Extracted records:
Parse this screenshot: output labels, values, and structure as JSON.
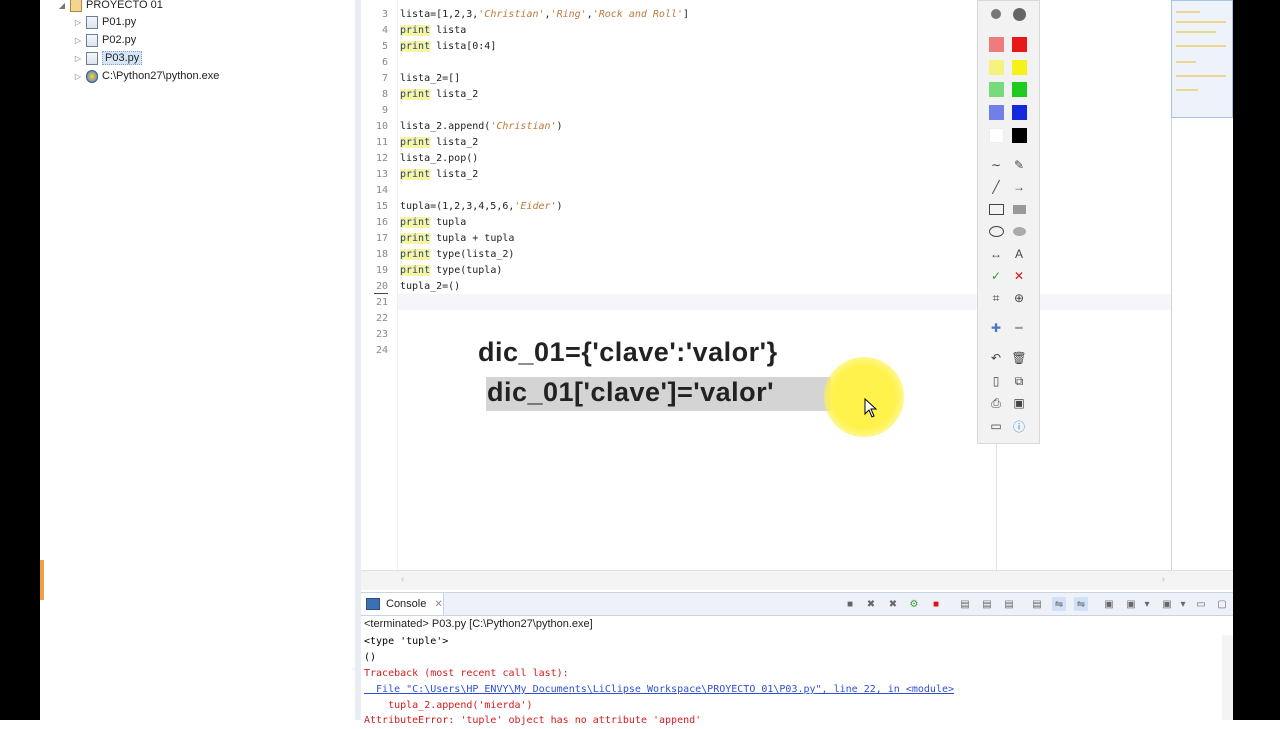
{
  "explorer": {
    "items": [
      {
        "label": "PROYECTO 01",
        "arrow": "◢",
        "icon": "project-folder-icon"
      },
      {
        "label": "P01.py",
        "arrow": "▷",
        "icon": "python-file-icon"
      },
      {
        "label": "P02.py",
        "arrow": "▷",
        "icon": "python-file-icon"
      },
      {
        "label": "P03.py",
        "arrow": "▷",
        "icon": "python-file-icon"
      },
      {
        "label": "C:\\Python27\\python.exe",
        "arrow": "▷",
        "icon": "python-interpreter-icon"
      }
    ]
  },
  "editor": {
    "line_numbers": [
      "3",
      "4",
      "5",
      "6",
      "7",
      "8",
      "9",
      "10",
      "11",
      "12",
      "13",
      "14",
      "15",
      "16",
      "17",
      "18",
      "19",
      "20",
      "21",
      "22",
      "23",
      "24"
    ],
    "lines": [
      {
        "kw": "",
        "code": "lista=[1,2,3,",
        "s1": "'Christian'",
        ",": ",",
        "s2": "'Ring'",
        "c2": ",",
        "s3": "'Rock and Roll'",
        "tail": "]"
      },
      {
        "kw": "print",
        "code": " lista"
      },
      {
        "kw": "print",
        "code": " lista[0:4]"
      },
      {
        "kw": "",
        "code": ""
      },
      {
        "kw": "",
        "code": "lista_2=[]"
      },
      {
        "kw": "print",
        "code": " lista_2"
      },
      {
        "kw": "",
        "code": ""
      },
      {
        "kw": "",
        "code": "lista_2.append(",
        "s1": "'Christian'",
        "tail": ")"
      },
      {
        "kw": "print",
        "code": " lista_2"
      },
      {
        "kw": "",
        "code": "lista_2.pop()"
      },
      {
        "kw": "print",
        "code": " lista_2"
      },
      {
        "kw": "",
        "code": ""
      },
      {
        "kw": "",
        "code": "tupla=(1,2,3,4,5,6,",
        "s1": "'Eider'",
        "tail": ")"
      },
      {
        "kw": "print",
        "code": " tupla"
      },
      {
        "kw": "print",
        "code": " tupla + tupla"
      },
      {
        "kw": "print",
        "code": " type(lista_2)"
      },
      {
        "kw": "print",
        "code": " type(tupla)"
      },
      {
        "kw": "",
        "code": "tupla_2=()"
      }
    ]
  },
  "overlay": {
    "line1": "dic_01={'clave':'valor'}",
    "line2": "dic_01['clave']='valor'"
  },
  "console": {
    "tab_label": "Console",
    "terminated": "<terminated> P03.py [C:\\Python27\\python.exe]",
    "out1": "<type 'tuple'>",
    "out2": "()",
    "tb1": "Traceback (most recent call last):",
    "tb2": "  File \"C:\\Users\\HP ENVY\\My Documents\\LiClipse Workspace\\PROYECTO 01\\P03.py\", line 22, in <module>",
    "tb3": "    tupla_2.append('mierda')",
    "tb4": "AttributeError: 'tuple' object has no attribute 'append'"
  },
  "colors": {
    "keyword_bg": "#f7f69c",
    "string": "#c07a3a",
    "error": "#d41c1c",
    "link": "#2f4fd8",
    "cursor_highlight": "#fff24a"
  }
}
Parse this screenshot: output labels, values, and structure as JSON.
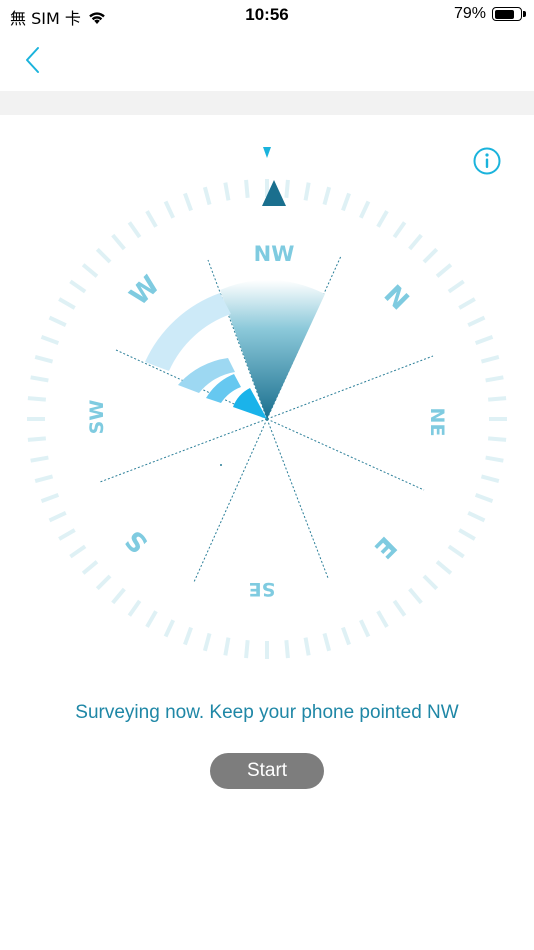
{
  "status_bar": {
    "carrier": "無 SIM 卡",
    "time": "10:56",
    "battery_percent": "79%",
    "battery_level": 0.79
  },
  "nav": {
    "back_icon": "chevron-left-icon"
  },
  "compass": {
    "target_direction": "NW",
    "labels": {
      "n": "N",
      "ne": "NE",
      "e": "E",
      "se": "SE",
      "s": "S",
      "sw": "SW",
      "w": "W",
      "nw": "NW"
    }
  },
  "instruction": "Surveying now. Keep your phone pointed NW",
  "start_label": "Start",
  "colors": {
    "accent": "#1ab3dc",
    "text_accent": "#1f87a6",
    "label": "#7fcbe0",
    "tick": "#dff1f5",
    "needle": "#1a6f8e",
    "button": "#7d7d7d"
  }
}
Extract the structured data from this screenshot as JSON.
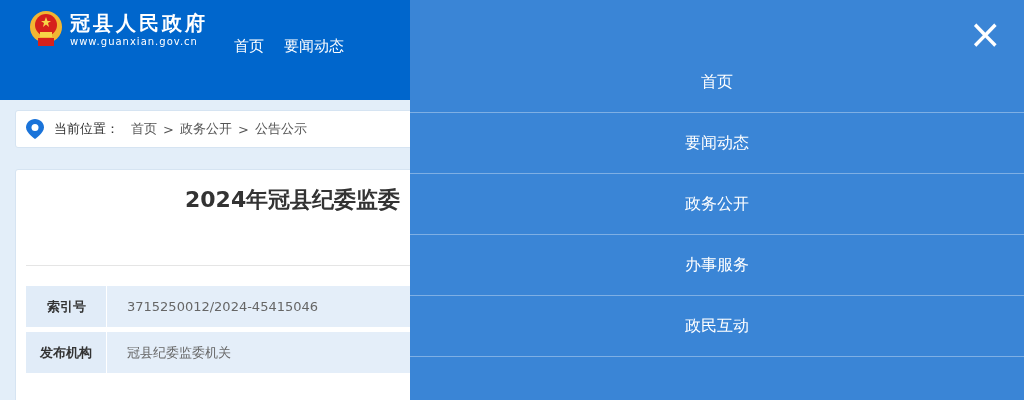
{
  "header": {
    "site_name": "冠县人民政府",
    "site_url": "www.guanxian.gov.cn",
    "nav": [
      {
        "label": "首页"
      },
      {
        "label": "要闻动态"
      }
    ]
  },
  "breadcrumb": {
    "label": "当前位置：",
    "separator": ">",
    "items": [
      "首页",
      "政务公开",
      "公告公示"
    ]
  },
  "article": {
    "title": "2024年冠县纪委监委",
    "meta": [
      {
        "label": "索引号",
        "value": "3715250012/2024-45415046"
      },
      {
        "label": "发布机构",
        "value": "冠县纪委监委机关"
      }
    ]
  },
  "menu_panel": {
    "close": "×",
    "items": [
      {
        "label": "首页"
      },
      {
        "label": "要闻动态"
      },
      {
        "label": "政务公开"
      },
      {
        "label": "办事服务"
      },
      {
        "label": "政民互动"
      }
    ]
  }
}
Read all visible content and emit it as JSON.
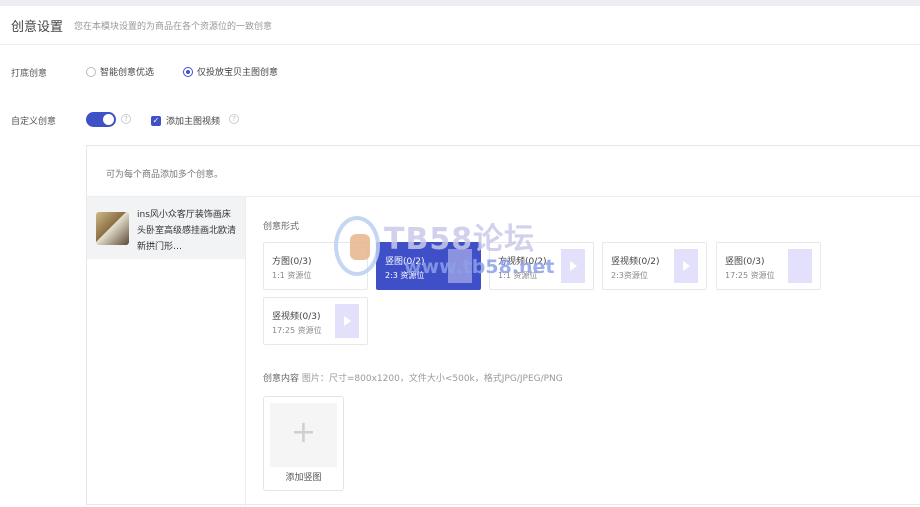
{
  "header": {
    "title": "创意设置",
    "subtitle": "您在本模块设置的为商品在各个资源位的一致创意"
  },
  "base_creative": {
    "label": "打底创意",
    "options": [
      {
        "label": "智能创意优选",
        "selected": false
      },
      {
        "label": "仅投放宝贝主图创意",
        "selected": true
      }
    ]
  },
  "custom_creative": {
    "label": "自定义创意",
    "toggle_on": true,
    "help_icon": "question-circle-icon",
    "checkbox_label": "添加主图视频",
    "checkbox_checked": true
  },
  "panel": {
    "tip": "可为每个商品添加多个创意。",
    "product_title": "ins风小众客厅装饰画床头卧室高级感挂画北欧清新拱门形…",
    "format_label": "创意形式",
    "formats": [
      {
        "name": "方图(0/3)",
        "ratio": "1:1 资源位",
        "thumb": "none",
        "selected": false
      },
      {
        "name": "竖图(0/2)",
        "ratio": "2:3 资源位",
        "thumb": "image",
        "selected": true
      },
      {
        "name": "方视频(0/2)",
        "ratio": "1:1 资源位",
        "thumb": "video",
        "selected": false
      },
      {
        "name": "竖视频(0/2)",
        "ratio": "2:3资源位",
        "thumb": "video",
        "selected": false
      },
      {
        "name": "竖图(0/3)",
        "ratio": "17:25 资源位",
        "thumb": "image",
        "selected": false
      },
      {
        "name": "竖视频(0/3)",
        "ratio": "17:25 资源位",
        "thumb": "video",
        "selected": false
      }
    ],
    "content_label": "创意内容",
    "content_spec": "图片：尺寸=800x1200，文件大小<500k，格式JPG/JPEG/PNG",
    "upload_label": "添加竖图",
    "upload_icon": "plus-icon"
  },
  "watermark": {
    "text": "TB58论坛",
    "url": "www.tb58.net"
  },
  "colors": {
    "accent": "#3f51c6",
    "thumb_bg": "#e3e0fb"
  }
}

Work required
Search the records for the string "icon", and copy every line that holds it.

Your response
        "icon": "project-folder-icon"
        "icon": "python-file-icon"
        "icon": "python-file-icon"
        "icon": "python-file-icon"
        "icon": "python-interpreter-icon"
    "back_icon": "chevron-left-icon"
    "help_icon": "question-circle-icon",
    "upload_icon": "plus-icon"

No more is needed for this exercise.